| Work order |
If you see a picture in the data below, omit it and copy the rest exactly.
━━ Extracted entries
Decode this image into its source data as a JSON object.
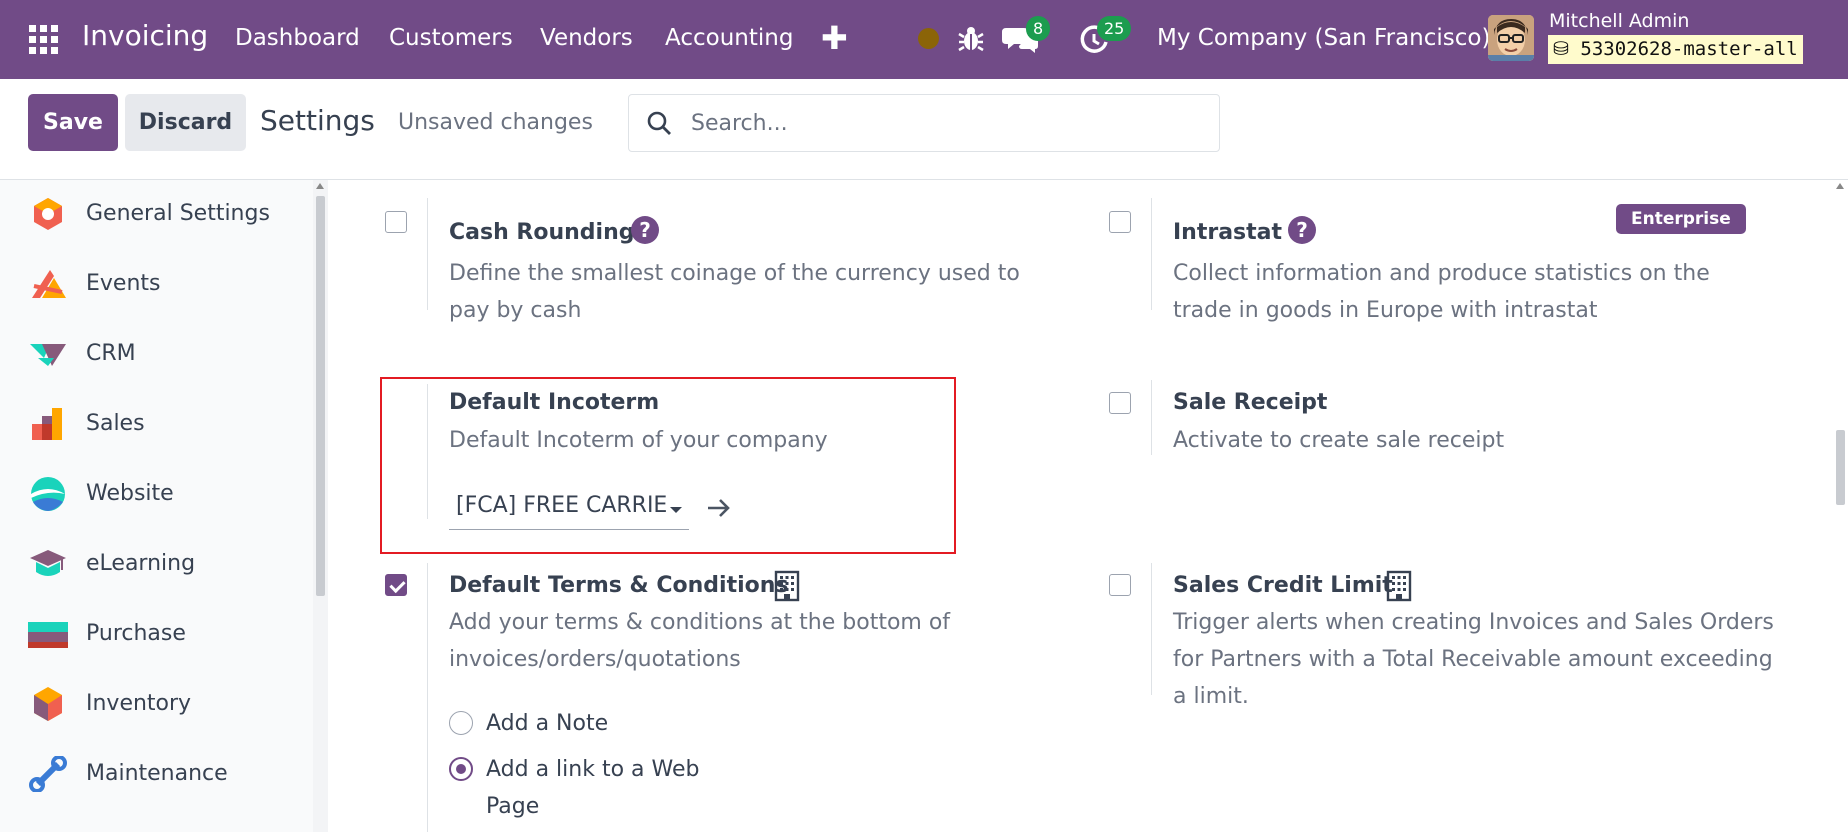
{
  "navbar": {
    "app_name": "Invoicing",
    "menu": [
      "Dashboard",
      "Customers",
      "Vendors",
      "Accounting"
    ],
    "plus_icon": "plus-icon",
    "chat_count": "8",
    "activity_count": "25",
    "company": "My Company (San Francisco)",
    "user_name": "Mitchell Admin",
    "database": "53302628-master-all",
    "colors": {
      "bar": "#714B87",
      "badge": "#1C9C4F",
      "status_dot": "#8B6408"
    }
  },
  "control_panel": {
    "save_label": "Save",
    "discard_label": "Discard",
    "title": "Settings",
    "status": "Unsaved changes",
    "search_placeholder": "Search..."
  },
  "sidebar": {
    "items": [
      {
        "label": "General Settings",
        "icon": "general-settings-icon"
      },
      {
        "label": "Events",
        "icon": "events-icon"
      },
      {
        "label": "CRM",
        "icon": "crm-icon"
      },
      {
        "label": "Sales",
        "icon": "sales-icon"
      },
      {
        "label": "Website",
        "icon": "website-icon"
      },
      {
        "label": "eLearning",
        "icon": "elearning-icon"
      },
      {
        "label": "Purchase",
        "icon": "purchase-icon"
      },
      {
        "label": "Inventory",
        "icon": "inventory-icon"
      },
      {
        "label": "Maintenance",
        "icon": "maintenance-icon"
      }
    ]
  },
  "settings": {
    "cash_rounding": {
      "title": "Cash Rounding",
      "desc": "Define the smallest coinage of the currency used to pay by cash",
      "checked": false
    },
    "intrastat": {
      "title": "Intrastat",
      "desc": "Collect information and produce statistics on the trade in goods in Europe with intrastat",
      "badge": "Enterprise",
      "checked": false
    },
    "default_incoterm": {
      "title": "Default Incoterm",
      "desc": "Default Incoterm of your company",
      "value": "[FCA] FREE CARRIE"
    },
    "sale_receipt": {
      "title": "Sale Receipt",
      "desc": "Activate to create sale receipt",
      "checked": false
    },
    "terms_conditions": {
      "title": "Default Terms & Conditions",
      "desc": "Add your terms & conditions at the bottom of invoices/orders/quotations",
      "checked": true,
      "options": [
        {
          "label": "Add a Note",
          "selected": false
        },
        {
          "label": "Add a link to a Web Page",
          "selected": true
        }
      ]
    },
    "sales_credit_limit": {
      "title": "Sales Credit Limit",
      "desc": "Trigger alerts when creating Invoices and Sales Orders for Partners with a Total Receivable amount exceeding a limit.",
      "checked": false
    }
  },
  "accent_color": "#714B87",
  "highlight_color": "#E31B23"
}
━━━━
| Solution for this task |
Decode this image into its source data as a JSON object.
{
  "navbar": {
    "app_name": "Invoicing",
    "menu": [
      "Dashboard",
      "Customers",
      "Vendors",
      "Accounting"
    ],
    "plus_icon": "plus-icon",
    "chat_count": "8",
    "activity_count": "25",
    "company": "My Company (San Francisco)",
    "user_name": "Mitchell Admin",
    "database": "53302628-master-all",
    "colors": {
      "bar": "#714B87",
      "badge": "#1C9C4F",
      "status_dot": "#8B6408"
    }
  },
  "control_panel": {
    "save_label": "Save",
    "discard_label": "Discard",
    "title": "Settings",
    "status": "Unsaved changes",
    "search_placeholder": "Search..."
  },
  "sidebar": {
    "items": [
      {
        "label": "General Settings",
        "icon": "general-settings-icon"
      },
      {
        "label": "Events",
        "icon": "events-icon"
      },
      {
        "label": "CRM",
        "icon": "crm-icon"
      },
      {
        "label": "Sales",
        "icon": "sales-icon"
      },
      {
        "label": "Website",
        "icon": "website-icon"
      },
      {
        "label": "eLearning",
        "icon": "elearning-icon"
      },
      {
        "label": "Purchase",
        "icon": "purchase-icon"
      },
      {
        "label": "Inventory",
        "icon": "inventory-icon"
      },
      {
        "label": "Maintenance",
        "icon": "maintenance-icon"
      }
    ]
  },
  "settings": {
    "cash_rounding": {
      "title": "Cash Rounding",
      "desc": "Define the smallest coinage of the currency used to pay by cash",
      "checked": false
    },
    "intrastat": {
      "title": "Intrastat",
      "desc": "Collect information and produce statistics on the trade in goods in Europe with intrastat",
      "badge": "Enterprise",
      "checked": false
    },
    "default_incoterm": {
      "title": "Default Incoterm",
      "desc": "Default Incoterm of your company",
      "value": "[FCA] FREE CARRIE"
    },
    "sale_receipt": {
      "title": "Sale Receipt",
      "desc": "Activate to create sale receipt",
      "checked": false
    },
    "terms_conditions": {
      "title": "Default Terms & Conditions",
      "desc": "Add your terms & conditions at the bottom of invoices/orders/quotations",
      "checked": true,
      "options": [
        {
          "label": "Add a Note",
          "selected": false
        },
        {
          "label": "Add a link to a Web Page",
          "selected": true
        }
      ]
    },
    "sales_credit_limit": {
      "title": "Sales Credit Limit",
      "desc": "Trigger alerts when creating Invoices and Sales Orders for Partners with a Total Receivable amount exceeding a limit.",
      "checked": false
    }
  },
  "accent_color": "#714B87",
  "highlight_color": "#E31B23"
}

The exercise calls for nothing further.